[Work instruction]: An exact copy of all the entries is needed, with no images in it.
----- Data records -----
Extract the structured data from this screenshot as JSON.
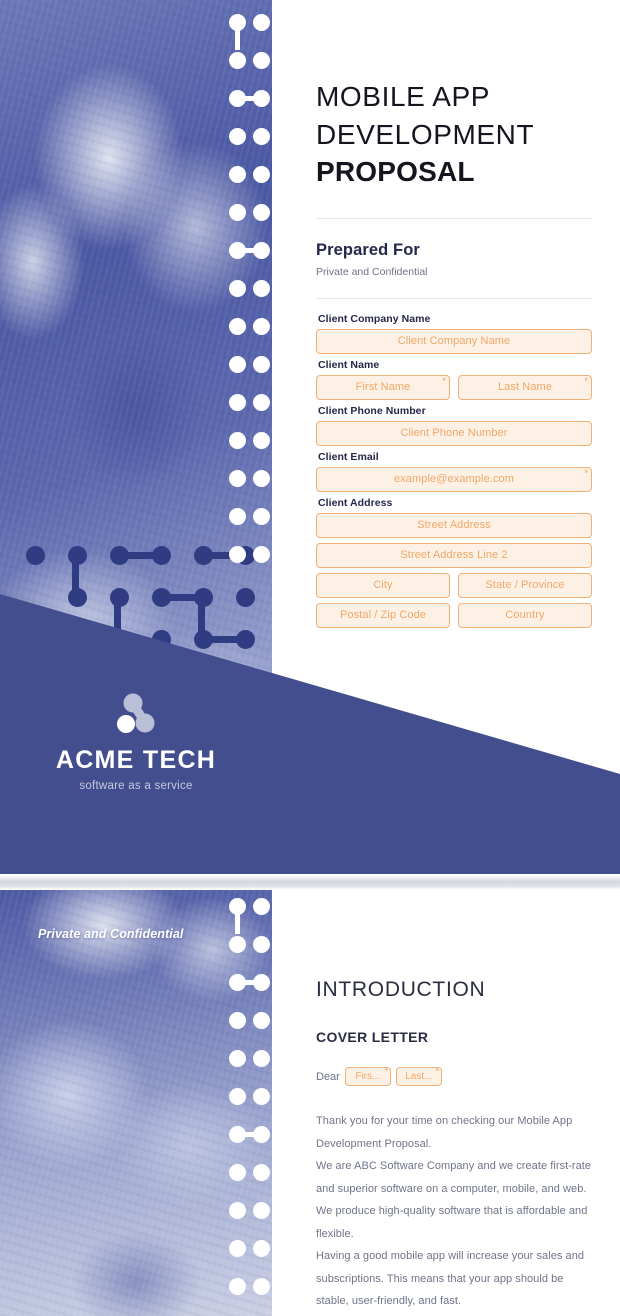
{
  "document": {
    "type": "form-document-preview",
    "accent_blue": "#434e8e",
    "field_border": "#f0b076",
    "field_fill": "#fdf0e5",
    "field_text": "#f0a868",
    "heading_navy": "#2b2d42"
  },
  "page1": {
    "title": {
      "line1": "MOBILE APP",
      "line2": "DEVELOPMENT",
      "line3": "PROPOSAL"
    },
    "prepared": {
      "heading": "Prepared For",
      "subtitle": "Private and Confidential"
    },
    "form": {
      "company": {
        "label": "Client Company Name",
        "placeholder": "Client Company Name"
      },
      "name": {
        "label": "Client Name",
        "first_placeholder": "First Name",
        "last_placeholder": "Last Name"
      },
      "phone": {
        "label": "Client Phone Number",
        "placeholder": "Client Phone Number"
      },
      "email": {
        "label": "Client Email",
        "placeholder": "example@example.com"
      },
      "address": {
        "label": "Client Address",
        "street_placeholder": "Street Address",
        "street2_placeholder": "Street Address Line 2",
        "city_placeholder": "City",
        "state_placeholder": "State / Province",
        "postal_placeholder": "Postal / Zip Code",
        "country_placeholder": "Country"
      }
    },
    "logo": {
      "name": "ACME TECH",
      "tagline": "software as a service",
      "mark": "molecule-node-icon"
    }
  },
  "page2": {
    "confidential_banner": "Private and Confidential",
    "section_title": "INTRODUCTION",
    "section_subtitle": "COVER LETTER",
    "salutation": {
      "label": "Dear",
      "first_placeholder": "Firs...",
      "last_placeholder": "Last..."
    },
    "body": [
      "Thank you for your time on checking our Mobile App Development Proposal.",
      "We are ABC Software Company and we create first-rate and superior software on a computer, mobile, and web. We produce high-quality software that is affordable and flexible.",
      "Having a good mobile app will increase your sales and subscriptions. This means that your app should be stable, user-friendly, and fast."
    ]
  }
}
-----
[Answer space]:
Extract the structured data from this screenshot as JSON.
{
  "document": {
    "type": "form-document-preview",
    "accent_blue": "#434e8e",
    "field_border": "#f0b076",
    "field_fill": "#fdf0e5",
    "field_text": "#f0a868",
    "heading_navy": "#2b2d42"
  },
  "page1": {
    "title": {
      "line1": "MOBILE APP",
      "line2": "DEVELOPMENT",
      "line3": "PROPOSAL"
    },
    "prepared": {
      "heading": "Prepared For",
      "subtitle": "Private and Confidential"
    },
    "form": {
      "company": {
        "label": "Client Company Name",
        "placeholder": "Client Company Name"
      },
      "name": {
        "label": "Client Name",
        "first_placeholder": "First Name",
        "last_placeholder": "Last Name"
      },
      "phone": {
        "label": "Client Phone Number",
        "placeholder": "Client Phone Number"
      },
      "email": {
        "label": "Client Email",
        "placeholder": "example@example.com"
      },
      "address": {
        "label": "Client Address",
        "street_placeholder": "Street Address",
        "street2_placeholder": "Street Address Line 2",
        "city_placeholder": "City",
        "state_placeholder": "State / Province",
        "postal_placeholder": "Postal / Zip Code",
        "country_placeholder": "Country"
      }
    },
    "logo": {
      "name": "ACME TECH",
      "tagline": "software as a service",
      "mark": "molecule-node-icon"
    }
  },
  "page2": {
    "confidential_banner": "Private and Confidential",
    "section_title": "INTRODUCTION",
    "section_subtitle": "COVER LETTER",
    "salutation": {
      "label": "Dear",
      "first_placeholder": "Firs...",
      "last_placeholder": "Last..."
    },
    "body": [
      "Thank you for your time on checking our Mobile App Development Proposal.",
      "We are ABC Software Company and we create first-rate and superior software on a computer, mobile, and web. We produce high-quality software that is affordable and flexible.",
      "Having a good mobile app will increase your sales and subscriptions. This means that your app should be stable, user-friendly, and fast."
    ]
  }
}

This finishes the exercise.